“The soldiers had time behind the lines as well as at the front and in a recent Q&A the other night we talked about five million men being there, and one million died, which is absolutely horrendous, but four million came back. People kept on interacting and it’s a remarkable thing. This is also a voice very much from the moment. These are not things written after the war, looking back at the horror. These were things written in the trenches on the day,” says Parfitt.

British top brass weren’t particularly happy about fun being poked at the war effort, even though the contributors were battling bombardment and gas attacks. “Articles, poems and drawings were being submitted from the trenches and the proofs were being checked in the trenches and Ian has an original copy of the paper which was sent to him by someone who had seen the film. It has mud on it because these publications were passed around and enjoyed.”
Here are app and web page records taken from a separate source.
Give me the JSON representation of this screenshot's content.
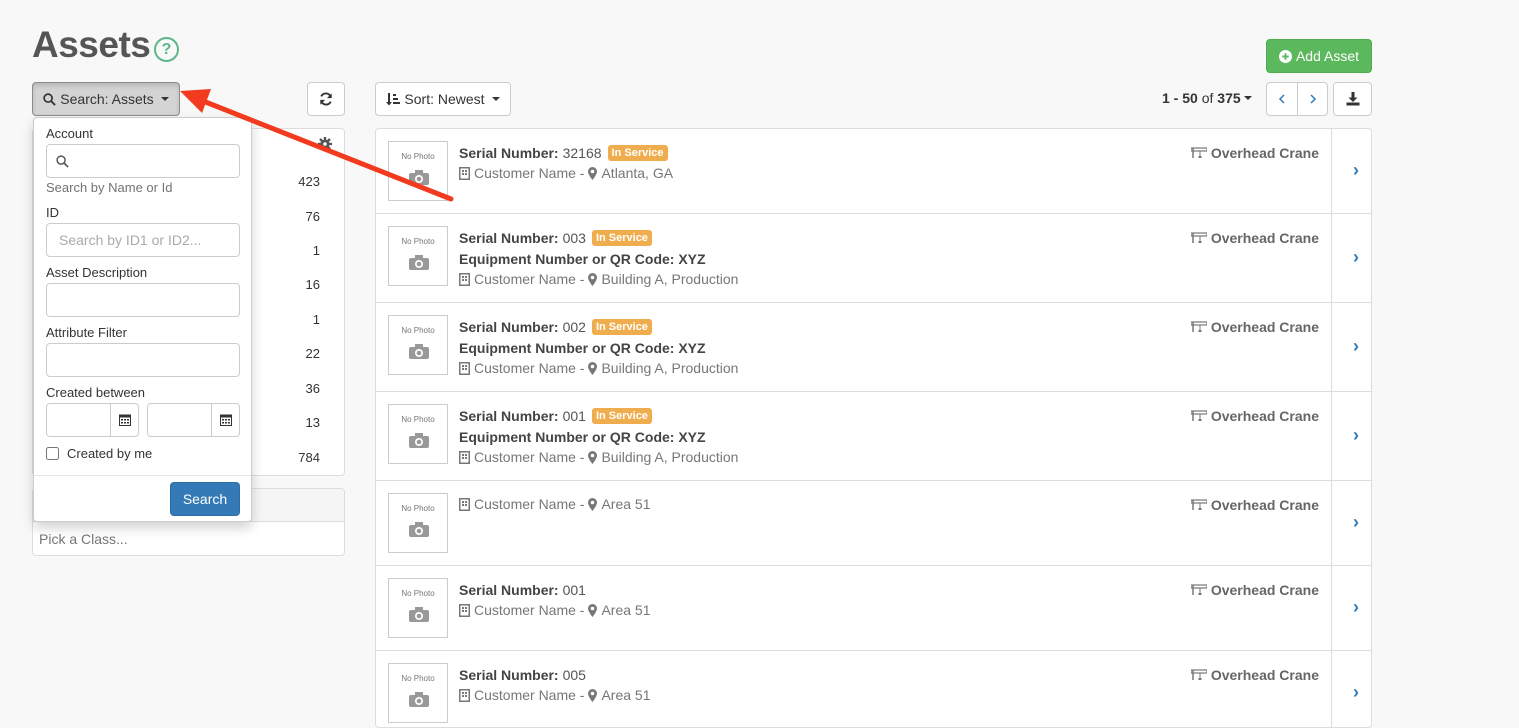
{
  "header": {
    "title": "Assets",
    "help": "?",
    "add_label": "Add Asset"
  },
  "toolbar": {
    "search_label": "Search: Assets",
    "sort_label": "Sort: Newest",
    "pager_range": "1 - 50",
    "pager_of": "of",
    "pager_total": "375"
  },
  "left_panel": {
    "counts": [
      "423",
      "76",
      "1",
      "16",
      "1",
      "22",
      "36",
      "13",
      "784"
    ],
    "class_placeholder": "Pick a Class..."
  },
  "search_dropdown": {
    "account_label": "Account",
    "account_help": "Search by Name or Id",
    "id_label": "ID",
    "id_placeholder": "Search by ID1 or ID2...",
    "description_label": "Asset Description",
    "attribute_label": "Attribute Filter",
    "created_label": "Created between",
    "created_by_me": "Created by me",
    "submit": "Search"
  },
  "assets": [
    {
      "serial_label": "Serial Number:",
      "serial": "32168",
      "status": "In Service",
      "customer": "Customer Name -",
      "location": "Atlanta, GA",
      "type": "Overhead Crane"
    },
    {
      "serial_label": "Serial Number:",
      "serial": "003",
      "status": "In Service",
      "equip_label": "Equipment Number or QR Code:",
      "equip": "XYZ",
      "customer": "Customer Name -",
      "location": "Building A, Production",
      "type": "Overhead Crane"
    },
    {
      "serial_label": "Serial Number:",
      "serial": "002",
      "status": "In Service",
      "equip_label": "Equipment Number or QR Code:",
      "equip": "XYZ",
      "customer": "Customer Name -",
      "location": "Building A, Production",
      "type": "Overhead Crane"
    },
    {
      "serial_label": "Serial Number:",
      "serial": "001",
      "status": "In Service",
      "equip_label": "Equipment Number or QR Code:",
      "equip": "XYZ",
      "customer": "Customer Name -",
      "location": "Building A, Production",
      "type": "Overhead Crane"
    },
    {
      "customer": "Customer Name -",
      "location": "Area 51",
      "type": "Overhead Crane"
    },
    {
      "serial_label": "Serial Number:",
      "serial": "001",
      "customer": "Customer Name -",
      "location": "Area 51",
      "type": "Overhead Crane"
    },
    {
      "serial_label": "Serial Number:",
      "serial": "005",
      "customer": "Customer Name -",
      "location": "Area 51",
      "type": "Overhead Crane"
    }
  ],
  "thumb_text": "No Photo",
  "colors": {
    "primary": "#337ab7",
    "success": "#5cb85c",
    "warning": "#f0ad4e",
    "annotation_arrow": "#f23a1f"
  },
  "icons": [
    "help-icon",
    "search-icon",
    "refresh-icon",
    "sort-icon",
    "plus-circle-icon",
    "chevron-left-icon",
    "chevron-right-icon",
    "download-icon",
    "gear-icon",
    "calendar-icon",
    "building-icon",
    "map-marker-icon",
    "crane-icon",
    "camera-icon"
  ]
}
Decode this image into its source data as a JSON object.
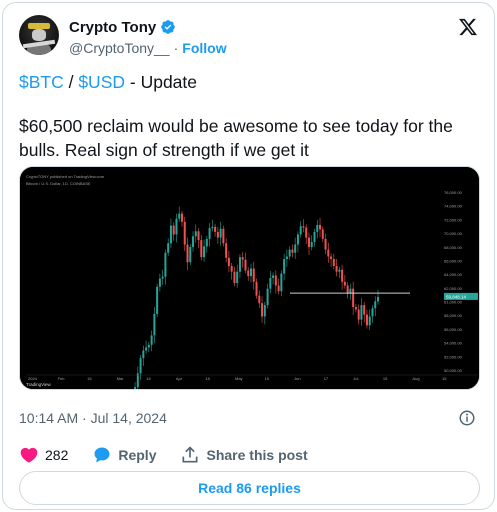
{
  "author": {
    "name": "Crypto Tony",
    "handle": "@CryptoTony__",
    "separator": "·",
    "follow_label": "Follow"
  },
  "tweet": {
    "line1_cash1": "$BTC",
    "line1_sep": " / ",
    "line1_cash2": "$USD",
    "line1_rest": " - Update",
    "line2": "$60,500 reclaim would be awesome to see today for the bulls. Real sign of strength if we get it"
  },
  "timestamp": "10:14 AM · Jul 14, 2024",
  "actions": {
    "likes": "282",
    "reply_label": "Reply",
    "share_label": "Share this post"
  },
  "read_replies_label": "Read 86 replies",
  "colors": {
    "accent": "#1d9bf0",
    "like": "#f91880",
    "bull_candle": "#26a69a",
    "bear_candle": "#ef5350"
  },
  "icons": [
    "verified-badge-icon",
    "x-logo-icon",
    "info-icon",
    "heart-icon",
    "reply-bubble-icon",
    "share-icon"
  ],
  "chart_data": {
    "type": "candlestick",
    "symbol_label": "Bitcoin / U.S. Dollar, 1D, COINBASE",
    "x_tick_labels": [
      "2024",
      "Feb",
      "15",
      "Mar",
      "15",
      "Apr",
      "15",
      "May",
      "15",
      "Jun",
      "17",
      "Jul",
      "15",
      "Aug",
      "15"
    ],
    "y_tick_labels": [
      "76,000.00",
      "74,000.00",
      "72,000.00",
      "70,000.00",
      "68,000.00",
      "66,000.00",
      "64,000.00",
      "62,000.00",
      "61,000.00",
      "58,000.00",
      "56,000.00",
      "54,000.00",
      "52,000.00",
      "50,000.00"
    ],
    "ylim": [
      48000,
      77000
    ],
    "horizontal_level": 60500,
    "last_price_label": "59,848.14",
    "level_label": "60,500.00",
    "watermark": "TradingView",
    "closes": [
      42500,
      43200,
      42800,
      44100,
      45600,
      47800,
      50200,
      51400,
      51900,
      52300,
      53800,
      57200,
      61500,
      62800,
      63100,
      66900,
      68400,
      71200,
      69800,
      72300,
      73100,
      71800,
      68200,
      65400,
      67800,
      69500,
      70300,
      68900,
      66200,
      67900,
      69100,
      70800,
      71000,
      70200,
      69300,
      70700,
      68400,
      66100,
      64800,
      63900,
      62100,
      63900,
      66200,
      65800,
      64100,
      63200,
      64400,
      62300,
      60100,
      58900,
      56800,
      58600,
      61200,
      62900,
      63300,
      61700,
      60800,
      63600,
      65900,
      66300,
      67400,
      66900,
      68200,
      69800,
      71100,
      70900,
      69300,
      67800,
      68600,
      70200,
      71300,
      70600,
      69100,
      67400,
      66300,
      65900,
      64800,
      63900,
      64200,
      62300,
      61700,
      60400,
      61200,
      58300,
      57900,
      56300,
      58600,
      57100,
      55400,
      56800,
      58100,
      59200,
      59900
    ]
  }
}
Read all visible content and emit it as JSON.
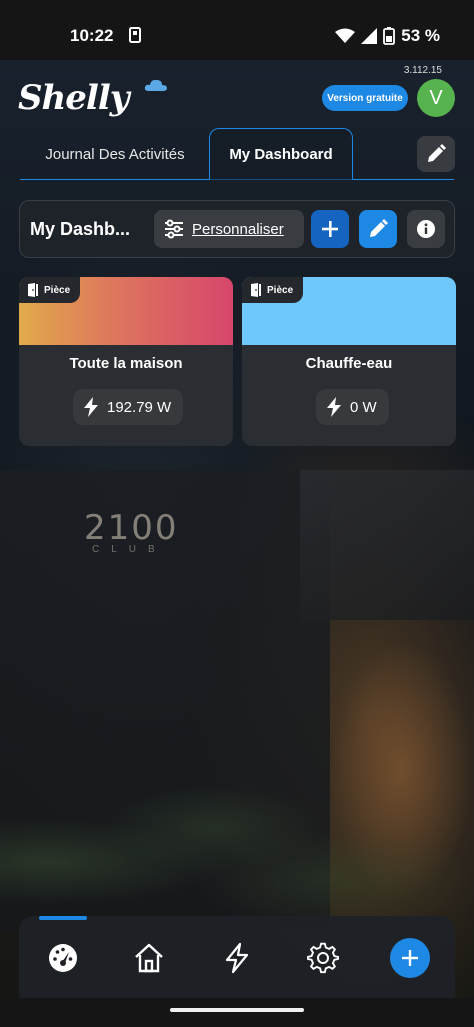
{
  "status_bar": {
    "time": "10:22",
    "battery": "53 %"
  },
  "app": {
    "version": "3.112.15",
    "logo_text": "Shelly",
    "free_badge": "Version gratuite",
    "avatar_initial": "V"
  },
  "tabs": [
    {
      "label": "Journal Des Activités",
      "active": false
    },
    {
      "label": "My Dashboard",
      "active": true
    }
  ],
  "toolbar": {
    "title": "My Dashb...",
    "customize_label": "Personnaliser"
  },
  "cards": [
    {
      "tag": "Pièce",
      "name": "Toute la maison",
      "power": "192.79 W"
    },
    {
      "tag": "Pièce",
      "name": "Chauffe-eau",
      "power": "0 W"
    }
  ],
  "background_sign": {
    "main": "2100",
    "sub": "CLUB"
  },
  "colors": {
    "accent": "#1e88e5",
    "avatar": "#56b34e",
    "card_bg": "#2a2d31"
  },
  "nav_icons": [
    "dashboard-icon",
    "home-icon",
    "energy-icon",
    "settings-icon",
    "add-icon"
  ]
}
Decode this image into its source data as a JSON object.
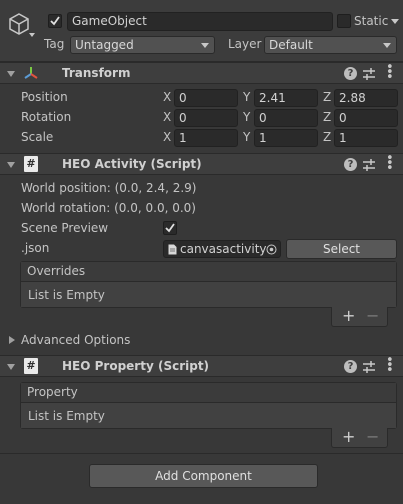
{
  "header": {
    "object_name": "GameObject",
    "static_label": "Static",
    "tag_label": "Tag",
    "tag_value": "Untagged",
    "layer_label": "Layer",
    "layer_value": "Default"
  },
  "transform": {
    "title": "Transform",
    "position": {
      "label": "Position",
      "x": "0",
      "y": "2.41",
      "z": "2.88"
    },
    "rotation": {
      "label": "Rotation",
      "x": "0",
      "y": "0",
      "z": "0"
    },
    "scale": {
      "label": "Scale",
      "x": "1",
      "y": "1",
      "z": "1"
    },
    "axis_x": "X",
    "axis_y": "Y",
    "axis_z": "Z"
  },
  "heo_activity": {
    "title": "HEO Activity (Script)",
    "world_position": "World position: (0.0, 2.4, 2.9)",
    "world_rotation": "World rotation: (0.0, 0.0, 0.0)",
    "scene_preview_label": "Scene Preview",
    "json_label": ".json",
    "json_value": "canvasactivity",
    "select_label": "Select",
    "overrides_label": "Overrides",
    "overrides_empty": "List is Empty"
  },
  "advanced_options": "Advanced Options",
  "heo_property": {
    "title": "HEO Property (Script)",
    "property_label": "Property",
    "property_empty": "List is Empty"
  },
  "add_component": "Add Component",
  "icons": {
    "help": "?",
    "plus": "+",
    "minus": "−",
    "script": "#"
  }
}
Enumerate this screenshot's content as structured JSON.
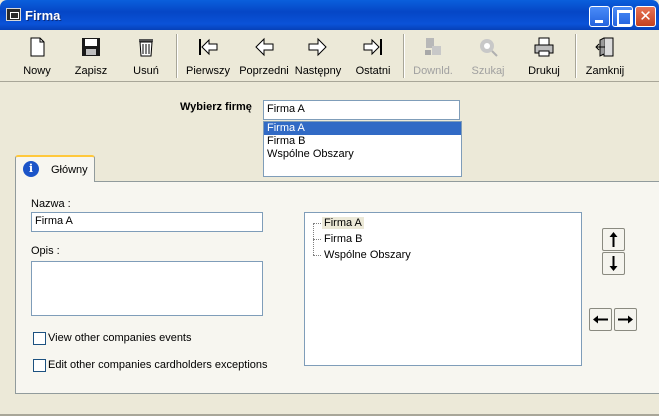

Parfitt co-founded the Renaissance Theatre Company with Kenneth Branagh on a series of Shakespeare productions and went on to Oscar and Bafta success as a film producer. Henry V, Peter’s Friends, Much Ado About Nothing, Mary Shelley’s Frankenstein, The Madness of King George, The Wings of the Dove, Twelfth Night, Shakespeare in Love, My Week With Marilyn and Loving Vincent are just some of Parfitt’s projects.

He father fought in the First World War and didn’t talk about it. “He was an older dad because he was born in 1897 and was wounded at The Somme. He was shot by a sniper and saved by the Germans who sent him to Switzerland, where he sat out the rest of the war. My father lost two brothers and this project has been fascinating for me because he never talked about his war service. We’ve all found out things in the process of developing the Wipers Times.

“I found out a lot through my half-brother from an earlier marriage who had researched him and tried to find out the truth because my father had been inclined to make things up. I remember looking at his dentures as a small child and he said, ‘I lost my teeth during the war’ and I now think, ‘Did he?’ Probably he got them pulled out with lots of people of his generation,” says Parfitt.

His Trademark Touring company have got in touch with relatives of Roberts and Pearson, who have come to see the show, and provided extra material including an unfinished memoir from Roberts.

“That gave us extra lines and also information from Pearson and we were fortunate to take part in the recent commemoration in Ypres and performed in the town square and some of the cast stepped in for relatives and read over the graves which they found incredibly affecting.”

The cast includes Kevin Brewer (Henderson), Clio Davies (Lady Somersby/Madame Fifi), Sam Ducane (Lieutenant-Colonel Howfield), James Dutton (Captain Roberts), George Kemp (Lieutenant Pearson), Chris Levens (Dodd), Dan Mersh (General Mitford), Jake Morgan (Barnes), Joseph Reed (Bobby) and Emilia Williams (Kate Roberts).